In the last two parts of this series we've seen how to use GCC JIT and how to apply it to a simple regular expression matcher. But an open question remains, has it been worth the effort? This part will try to figure it out.
If you want to see the generated code (out of curiosity or for debugging), you can dump it into a Graphviz file. For instance, for the regular expression
ab*c we generate a
match function that looks like this. Note: to understand these graphs just recall that
block-10. Its code looks like this.
block-08. Its code looks like this.
Compilation is a hard process so the gains in speed when using a compiled regular expression matcher have to compensate the extra effort put in JIT compilation.
Let's first run the interpreted matcher to have a baseline. We will use the
As you can see, the original matcher is really fast and takes almost no time to run. Let's see now the JIT matcher.
Hey! It's slower! More than 15 times slower! Well, the truth is that Alice in Wonderland is a small text file. If we repeat the test on a big text file of 38 MiB (obtained from this benchmarking regex libraries page) then the results are slightly different.
Now the results show that our JIT is about 1.55 times faster. Not really brilliant but on big files that extra speed is always very well welcome.
Out of the critical path
The problem with the existing approach is that the JIT compilation may or may not bring enough benefits to be worth. What if we could have the cake and eat it? The idea is to JIT compile the matcher and if we have not finished yet matching lines, switch from the interpreted matcher to the compiled one. If there was not enough time, well, the compilation is simply discarded.
For the sake of simplicity, we will pass the same arguments as the interpreted code (
text) to the JIT code although, as we know, the
regexp parameter will not be used. Also, to avoid complicating the code too much, there will be two global variables
regexp that will be initialized at the beginning of the
main function. These two variables will keep the current matcher function being used and the regular expression. For the matcher function variable, we will initialize it with the interpreted matcher.
Then we will proceed to match lines. Since the matcher function may eventually change to the compiled version, we will load it at each iteration, before calling it.
We need to make an

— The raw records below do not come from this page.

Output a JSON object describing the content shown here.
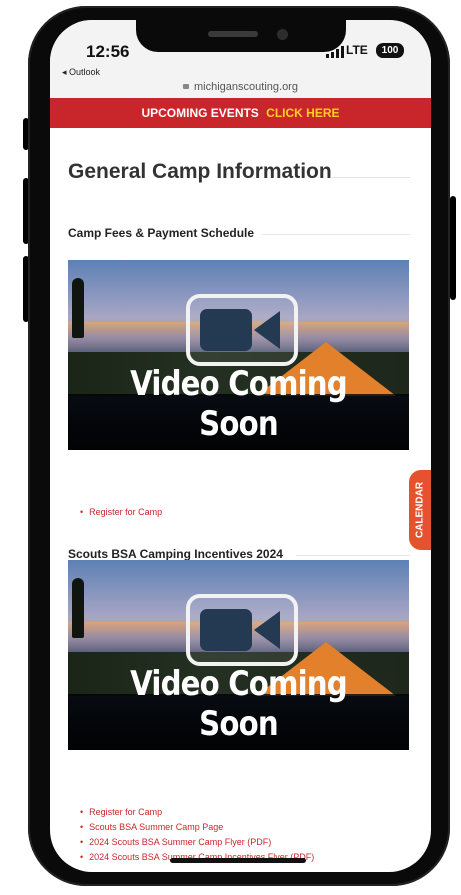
{
  "status_bar": {
    "time": "12:56",
    "back_app": "Outlook",
    "network": "LTE",
    "battery": "100"
  },
  "browser": {
    "url": "michiganscouting.org"
  },
  "banner": {
    "text": "UPCOMING EVENTS",
    "cta": "CLICK HERE"
  },
  "page": {
    "title": "General Camp Information"
  },
  "sections": [
    {
      "heading": "Camp Fees & Payment Schedule",
      "video_caption": "Video Coming Soon",
      "links": [
        "Register for Camp"
      ]
    },
    {
      "heading": "Scouts BSA Camping Incentives 2024",
      "video_caption": "Video Coming Soon",
      "links": [
        "Register for Camp",
        "Scouts BSA Summer Camp Page",
        "2024 Scouts BSA Summer Camp Flyer (PDF)",
        "2024 Scouts BSA Summer Camp Incentives Flyer (PDF)"
      ]
    }
  ],
  "calendar_tab": "CALENDAR",
  "colors": {
    "banner_red": "#c9262b",
    "banner_cta": "#ffcf24",
    "link_red": "#c9262b",
    "calendar_orange": "#e5532e"
  },
  "icons": [
    "lock-icon",
    "video-camera-icon",
    "signal-icon",
    "battery-icon"
  ]
}
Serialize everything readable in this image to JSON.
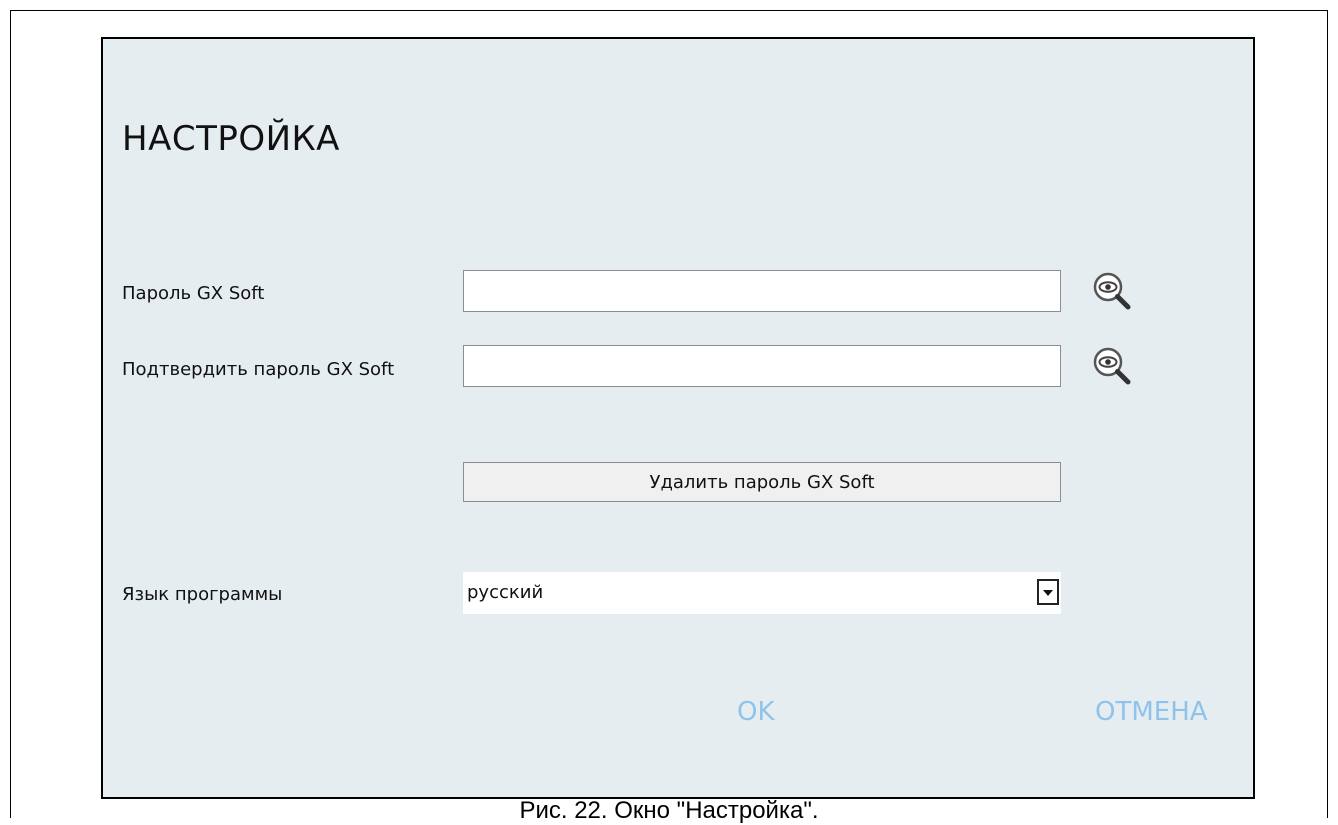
{
  "dialog": {
    "title": "НАСТРОЙКА",
    "password_label": "Пароль GX Soft",
    "password_value": "",
    "password_show_icon": "eye-magnifier-icon",
    "confirm_label": "Подтвердить пароль GX Soft",
    "confirm_value": "",
    "confirm_show_icon": "eye-magnifier-icon",
    "delete_button_label": "Удалить пароль GX Soft",
    "language_label": "Язык программы",
    "language_value": "русский",
    "ok_label": "OK",
    "cancel_label": "ОТМЕНА"
  },
  "caption": "Рис. 22. Окно \"Настройка\".",
  "colors": {
    "dialog_background": "#e6edf0",
    "footer_button_text": "#8fc3ec"
  }
}
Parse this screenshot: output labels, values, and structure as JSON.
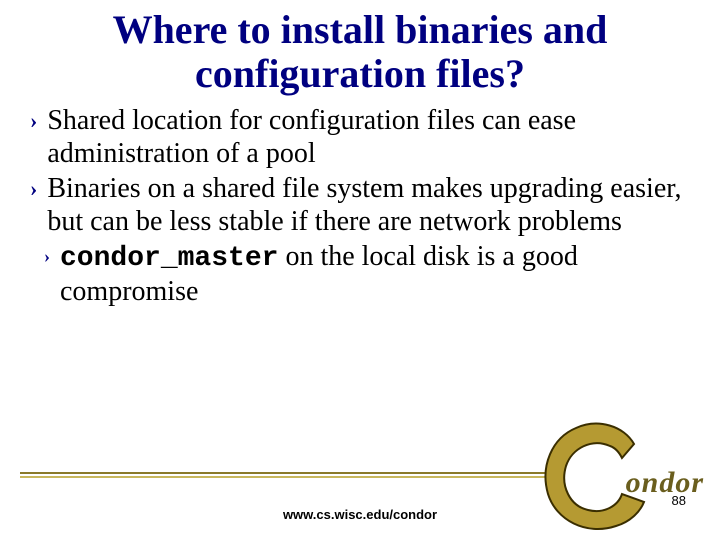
{
  "title": "Where to install binaries and configuration files?",
  "bullets": [
    "Shared location for configuration files can ease administration of a pool",
    "Binaries on a shared file system makes upgrading easier, but can be less stable if there are network problems"
  ],
  "sub_bullet": {
    "code": "condor_master",
    "rest": " on the local disk is a good compromise"
  },
  "footer_url": "www.cs.wisc.edu/condor",
  "page_number": "88",
  "logo_text": "ondor"
}
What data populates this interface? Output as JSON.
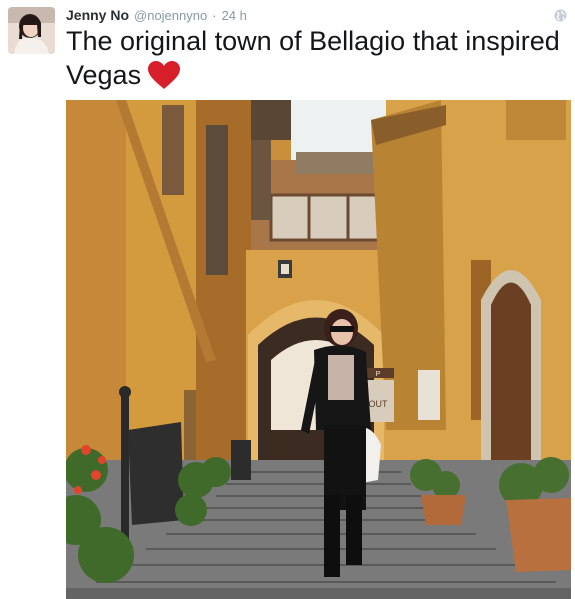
{
  "tweet": {
    "author_name": "Jenny No",
    "handle": "@nojennyno",
    "separator": "·",
    "time": "24 h",
    "text": "The original town of Bellagio that inspired Vegas",
    "emoji": "red-heart-icon",
    "visibility_icon": "globe-icon"
  },
  "photo": {
    "signs": [
      "P",
      "OUT"
    ]
  },
  "colors": {
    "wall_ochre": "#d39a3e",
    "wall_shadow": "#9c6525",
    "stone_step": "#6e6e6e",
    "heart_red": "#d61f2a",
    "muted_text": "#8899a6"
  }
}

atomic_load to avoid data races because this variable will be written, concurrently, when the JIT compilation finishes.
To concurrently compile the code, well, we will just spawn a detached
pthread before starting matching lines.
A detached pthread will allow us to end the program even if the JIT compilation has not finished yet. This way we will be able to benefit from the fastest execution technique assuming that we can run two threads in parallel. Almost all processors in current computers can.
concurrent_jit, simply compiles the code and updates the
In this case we have to use an
atomic_store to correctly update the value of
match_fun without incurring in data-races.
Let's see if compiling concurrently improves for the short case (where compiling is not worth).
Now the timings are much better. The performance is just about 1.15 times worse than the original algorithm. Compared to the 15 times slowdown of the first approach this is quite an improvement. Let's see what happens with the big file.
Great. We do not lose performance, we even improve a bit, about 1.15 times better. Not much improvement but shows that we actually want to take the compilation out of the critical path.
Viewing the concurrent compilation
Thread 1.1.1 is the main thread (the one running the
main function) and thread 1.1.2 is the one that compiles our code. As you can see, JIT compilation takes much longer than actually matching the lines. The blue part in the main thread is where all the calls to
match happen. Every call to match is rendered as a green flag but they are drawn overlapped because they last so short.
For the long file doing
Linus.*Linux, the result is quite the opposite. The overall matching process lasts much more than JIT compilation.
When the code has just been compiled, we see that the a couple of matching calls becomes much slower. The reason is probably caused by the communication between the two threads using atomic instructions.
Within Paraver we can also measure the average duration of the calls to match.
|Kind of code||Average
This is consistent with the speed gain of 1.55 times we observed with
jgrep-jit on the big file.
In these three-part short series about GCC JIT we have seen how to apply it to a regular expression matcher to get a bit more of speedup. The obtained speed gains are moderate (1.55 times). Since compilation may be a slow process, taking the compilation out of the critical path is beneficial for the cases where it may undermine the overall execution time of the program.
I have uploaded the code used in this series to github.
That's all for today.